It paid to heed the lesson I had learnt many years before, back in the newsagent’s shop in rural England, on giving people what they wanted in a way they expected it. In the journalism context, that meant knowing the sorts of things that various outlets publish. I read voraciously. I didn’t pitch death and violence stories to lifestyle magazines, or touchy-feely colour pieces as news stories. Giving outlets what they wanted, presented and written as suited them, meant I needed to be quick to adapt. Although I wanted to focus on news and what I call “hard features”, I soon realised that lifestyle sections seemed to have much bigger budgets. If I wanted to eat, I would have to cast my net a little beyond the stories of suffering — that I knew were very real, immediate and important — but which often proved hard to sell.
I relied a lot on the kindness of others. I relied on friends who would transcribe interviews conducted in Arabic into English at knock-down rates, when — as so often happens — publications wouldn’t give me expenses. I relied on the kindness of other reporters, who gave me lifts in their cars back from assignments. I relied on my parents and sisters and friends. It was a lesson I had sadly been expecting: I learned to have little spare cash, and to be constantly checking my banking app to see if late payments had come through.
While I loved my freedom and independence, I was often lonely. From that came another key lesson: sometimes, it takes two to tango. It seemed to become much easier to sell packages to more prominent and/or better-paying outlets when I worked with a photojournalist colleague. She would take the pictures, and I would write. By travelling together, we minimised our costs. It also made the job more fun, and eased the grimmest moments. I once had a near breakdown from exhaustion in a graveyard in Nabatieh, a major city in south Lebanon. My colleague quite literally picked me up off the floor, and got me back into a place where I was fit to report the story we‘d been assigned. Lesson learned: sometimes, to be able to sell and survive, you need help.

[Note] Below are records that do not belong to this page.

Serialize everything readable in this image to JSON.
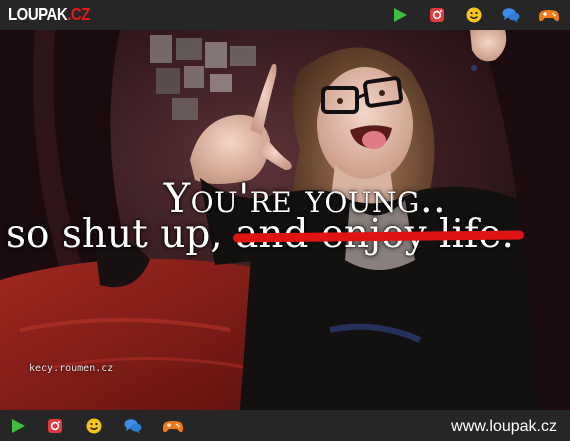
{
  "header": {
    "logo_main": "LOUPAK",
    "logo_tld": ".CZ",
    "icons": [
      "play-icon",
      "instagram-icon",
      "smiley-icon",
      "chat-icon",
      "gamepad-icon"
    ]
  },
  "image": {
    "text_line1": "You're young..",
    "text_line2_before": "so shut up,",
    "text_line2_struck": "and enjoy life.",
    "watermark": "kecy.roumen.cz"
  },
  "footer": {
    "icons": [
      "play-icon",
      "instagram-icon",
      "smiley-icon",
      "chat-icon",
      "gamepad-icon"
    ],
    "site_url": "www.loupak.cz"
  },
  "colors": {
    "bar": "#262626",
    "play": "#3fbf3f",
    "instagram": "#e03a3e",
    "smiley": "#f5c518",
    "chat": "#3a8ee6",
    "gamepad": "#f07a1a",
    "strike": "#e11414"
  }
}
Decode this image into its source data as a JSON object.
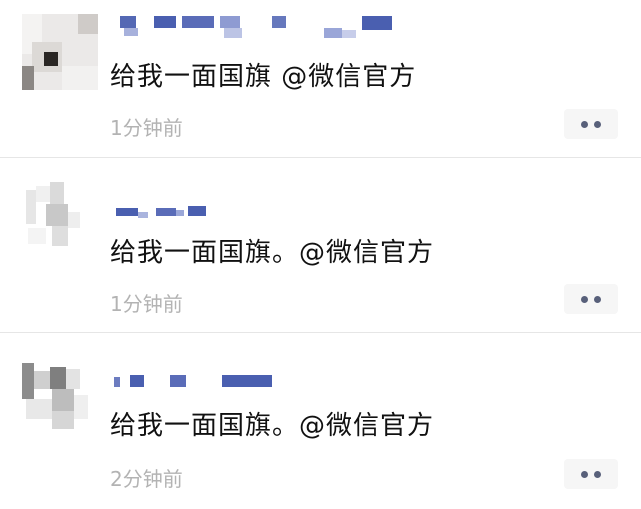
{
  "posts": [
    {
      "message": "给我一面国旗 @微信官方",
      "time": "1分钟前",
      "more_icon": "more-dots-icon"
    },
    {
      "message": "给我一面国旗。@微信官方",
      "time": "1分钟前",
      "more_icon": "more-dots-icon"
    },
    {
      "message": "给我一面国旗。@微信官方",
      "time": "2分钟前",
      "more_icon": "more-dots-icon"
    }
  ],
  "colors": {
    "text": "#111111",
    "timestamp": "#b3b3b3",
    "nickname_mosaic": "#4a5fb0",
    "more_button_bg": "#f6f6f6",
    "more_dots": "#58607a",
    "divider": "#e6e6e6"
  }
}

I now have regular gigs, and have taken a slight backseat from journalism to complete my MA in Middle East Studies at AUB. But I am still a freelancer, and it is still really tough. But working in this way and — just about — making ends meet has allowed me to discover what I love about this job. I love writing stories and telling them. I also really like the thrill of pitching and selling my work.
Sometimes, I think back to the early lessons I learnt as a shop assistant. I enjoy chatting to people who have experiences different from and greater than my own. I hope I’m kind and polite and warm, where such feelings are due, and firm when and where I need to be. It’s the lesson I learnt: be a human being — one that people want to talk to.